» WHAT NEEDS TO BE DONE:
In the entries that follow, how many lines hold "duration"? Nothing but the number is expected.

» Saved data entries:
━━━━━━━━━━━━━━━━

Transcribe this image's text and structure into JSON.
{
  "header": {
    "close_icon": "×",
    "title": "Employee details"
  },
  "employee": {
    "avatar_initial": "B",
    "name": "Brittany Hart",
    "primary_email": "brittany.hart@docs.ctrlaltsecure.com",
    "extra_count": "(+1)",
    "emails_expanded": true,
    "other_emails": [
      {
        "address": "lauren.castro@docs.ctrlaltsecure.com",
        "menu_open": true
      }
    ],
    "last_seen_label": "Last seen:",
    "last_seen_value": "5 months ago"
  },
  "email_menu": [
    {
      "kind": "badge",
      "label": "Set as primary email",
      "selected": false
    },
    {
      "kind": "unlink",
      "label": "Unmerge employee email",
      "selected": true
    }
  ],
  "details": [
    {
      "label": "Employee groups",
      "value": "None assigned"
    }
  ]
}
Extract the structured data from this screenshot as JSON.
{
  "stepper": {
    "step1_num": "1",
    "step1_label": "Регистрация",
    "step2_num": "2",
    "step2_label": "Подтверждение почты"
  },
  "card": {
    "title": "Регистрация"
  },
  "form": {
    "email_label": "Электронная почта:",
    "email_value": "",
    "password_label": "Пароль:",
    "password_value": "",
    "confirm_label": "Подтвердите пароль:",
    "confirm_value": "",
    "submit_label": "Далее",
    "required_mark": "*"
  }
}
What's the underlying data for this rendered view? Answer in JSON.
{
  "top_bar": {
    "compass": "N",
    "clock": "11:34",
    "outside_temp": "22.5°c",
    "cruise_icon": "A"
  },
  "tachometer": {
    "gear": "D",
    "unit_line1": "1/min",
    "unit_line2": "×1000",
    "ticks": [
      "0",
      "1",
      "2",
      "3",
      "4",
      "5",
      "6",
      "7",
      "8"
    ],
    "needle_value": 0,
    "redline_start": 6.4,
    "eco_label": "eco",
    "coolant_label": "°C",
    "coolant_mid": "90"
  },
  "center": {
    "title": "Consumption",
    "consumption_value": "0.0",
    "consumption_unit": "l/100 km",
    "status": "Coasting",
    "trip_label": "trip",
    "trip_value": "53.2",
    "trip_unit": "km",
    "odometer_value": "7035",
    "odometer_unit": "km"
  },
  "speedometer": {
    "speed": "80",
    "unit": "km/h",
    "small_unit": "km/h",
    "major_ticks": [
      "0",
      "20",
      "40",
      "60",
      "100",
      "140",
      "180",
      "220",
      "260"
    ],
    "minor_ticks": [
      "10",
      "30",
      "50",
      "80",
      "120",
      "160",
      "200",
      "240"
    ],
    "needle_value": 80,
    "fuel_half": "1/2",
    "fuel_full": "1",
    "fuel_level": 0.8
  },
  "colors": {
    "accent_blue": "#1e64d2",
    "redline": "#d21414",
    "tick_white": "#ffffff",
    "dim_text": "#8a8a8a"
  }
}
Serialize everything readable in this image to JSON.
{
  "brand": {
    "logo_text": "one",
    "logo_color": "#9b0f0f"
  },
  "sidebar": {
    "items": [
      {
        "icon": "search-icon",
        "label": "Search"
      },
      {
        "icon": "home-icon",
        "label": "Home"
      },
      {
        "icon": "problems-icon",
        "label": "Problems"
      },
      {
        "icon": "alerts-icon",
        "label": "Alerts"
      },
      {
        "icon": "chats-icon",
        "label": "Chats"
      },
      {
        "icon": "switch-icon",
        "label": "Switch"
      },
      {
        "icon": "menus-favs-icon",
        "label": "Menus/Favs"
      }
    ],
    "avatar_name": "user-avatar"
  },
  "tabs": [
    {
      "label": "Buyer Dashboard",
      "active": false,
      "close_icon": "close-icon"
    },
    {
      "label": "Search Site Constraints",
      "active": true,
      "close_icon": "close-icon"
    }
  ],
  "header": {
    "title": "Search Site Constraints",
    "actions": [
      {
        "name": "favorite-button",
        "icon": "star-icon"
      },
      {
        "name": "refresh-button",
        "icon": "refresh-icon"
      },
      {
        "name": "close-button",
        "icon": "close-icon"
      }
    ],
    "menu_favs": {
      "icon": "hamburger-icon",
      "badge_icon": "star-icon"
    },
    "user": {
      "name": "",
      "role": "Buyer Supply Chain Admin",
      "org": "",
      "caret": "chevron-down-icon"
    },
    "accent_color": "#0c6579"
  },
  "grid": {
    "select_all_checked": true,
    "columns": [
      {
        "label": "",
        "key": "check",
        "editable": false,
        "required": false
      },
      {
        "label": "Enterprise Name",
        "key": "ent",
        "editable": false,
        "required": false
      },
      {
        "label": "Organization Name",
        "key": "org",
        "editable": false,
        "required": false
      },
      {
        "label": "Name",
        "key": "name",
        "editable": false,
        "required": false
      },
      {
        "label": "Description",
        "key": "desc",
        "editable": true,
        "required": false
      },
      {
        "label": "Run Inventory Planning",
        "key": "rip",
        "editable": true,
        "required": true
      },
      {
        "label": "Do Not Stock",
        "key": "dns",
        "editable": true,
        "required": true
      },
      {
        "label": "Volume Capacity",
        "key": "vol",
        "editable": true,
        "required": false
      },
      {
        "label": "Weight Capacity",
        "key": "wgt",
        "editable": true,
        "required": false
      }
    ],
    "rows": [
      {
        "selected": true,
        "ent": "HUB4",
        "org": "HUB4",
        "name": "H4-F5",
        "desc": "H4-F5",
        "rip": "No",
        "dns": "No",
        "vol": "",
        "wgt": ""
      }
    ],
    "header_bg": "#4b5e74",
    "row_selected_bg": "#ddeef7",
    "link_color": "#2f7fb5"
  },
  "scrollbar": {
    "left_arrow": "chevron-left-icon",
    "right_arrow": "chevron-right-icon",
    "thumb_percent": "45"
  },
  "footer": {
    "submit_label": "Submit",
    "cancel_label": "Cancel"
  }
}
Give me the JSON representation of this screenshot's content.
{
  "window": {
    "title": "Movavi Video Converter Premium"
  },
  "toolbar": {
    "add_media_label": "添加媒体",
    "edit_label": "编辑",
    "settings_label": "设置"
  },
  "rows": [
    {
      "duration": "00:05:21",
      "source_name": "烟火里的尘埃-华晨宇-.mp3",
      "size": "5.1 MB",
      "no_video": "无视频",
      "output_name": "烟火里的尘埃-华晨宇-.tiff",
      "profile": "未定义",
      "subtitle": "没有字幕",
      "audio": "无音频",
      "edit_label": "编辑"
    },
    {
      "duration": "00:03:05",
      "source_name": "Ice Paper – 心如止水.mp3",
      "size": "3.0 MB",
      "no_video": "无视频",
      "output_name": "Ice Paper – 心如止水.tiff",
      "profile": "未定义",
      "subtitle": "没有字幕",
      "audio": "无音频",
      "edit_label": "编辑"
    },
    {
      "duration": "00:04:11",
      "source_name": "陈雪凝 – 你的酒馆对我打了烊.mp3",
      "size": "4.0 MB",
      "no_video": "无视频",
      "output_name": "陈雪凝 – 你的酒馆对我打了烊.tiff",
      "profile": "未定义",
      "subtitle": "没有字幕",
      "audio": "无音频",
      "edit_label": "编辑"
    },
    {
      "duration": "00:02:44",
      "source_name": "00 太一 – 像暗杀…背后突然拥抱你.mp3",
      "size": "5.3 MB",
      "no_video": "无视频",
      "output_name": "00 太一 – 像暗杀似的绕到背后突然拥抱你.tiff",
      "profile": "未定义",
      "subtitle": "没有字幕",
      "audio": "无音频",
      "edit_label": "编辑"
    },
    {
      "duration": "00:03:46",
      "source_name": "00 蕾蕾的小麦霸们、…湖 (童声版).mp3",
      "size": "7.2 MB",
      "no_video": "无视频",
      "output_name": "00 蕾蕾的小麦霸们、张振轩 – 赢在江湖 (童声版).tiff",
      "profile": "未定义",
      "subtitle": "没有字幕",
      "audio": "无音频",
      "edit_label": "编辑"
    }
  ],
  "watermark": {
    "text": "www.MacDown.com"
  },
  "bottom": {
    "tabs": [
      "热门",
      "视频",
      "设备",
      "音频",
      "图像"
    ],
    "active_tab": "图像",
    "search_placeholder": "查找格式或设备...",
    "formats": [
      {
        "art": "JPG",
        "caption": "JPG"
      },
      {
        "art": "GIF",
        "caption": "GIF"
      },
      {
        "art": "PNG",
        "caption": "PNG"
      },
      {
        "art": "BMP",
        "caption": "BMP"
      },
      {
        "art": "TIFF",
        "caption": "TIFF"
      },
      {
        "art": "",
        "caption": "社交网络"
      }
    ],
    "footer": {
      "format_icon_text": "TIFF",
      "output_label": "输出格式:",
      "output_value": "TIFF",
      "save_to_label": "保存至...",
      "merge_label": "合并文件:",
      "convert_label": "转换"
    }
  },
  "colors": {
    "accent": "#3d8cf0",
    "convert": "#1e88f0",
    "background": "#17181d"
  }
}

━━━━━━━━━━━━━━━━

» OUTPUT OF THE EXERCISE:
5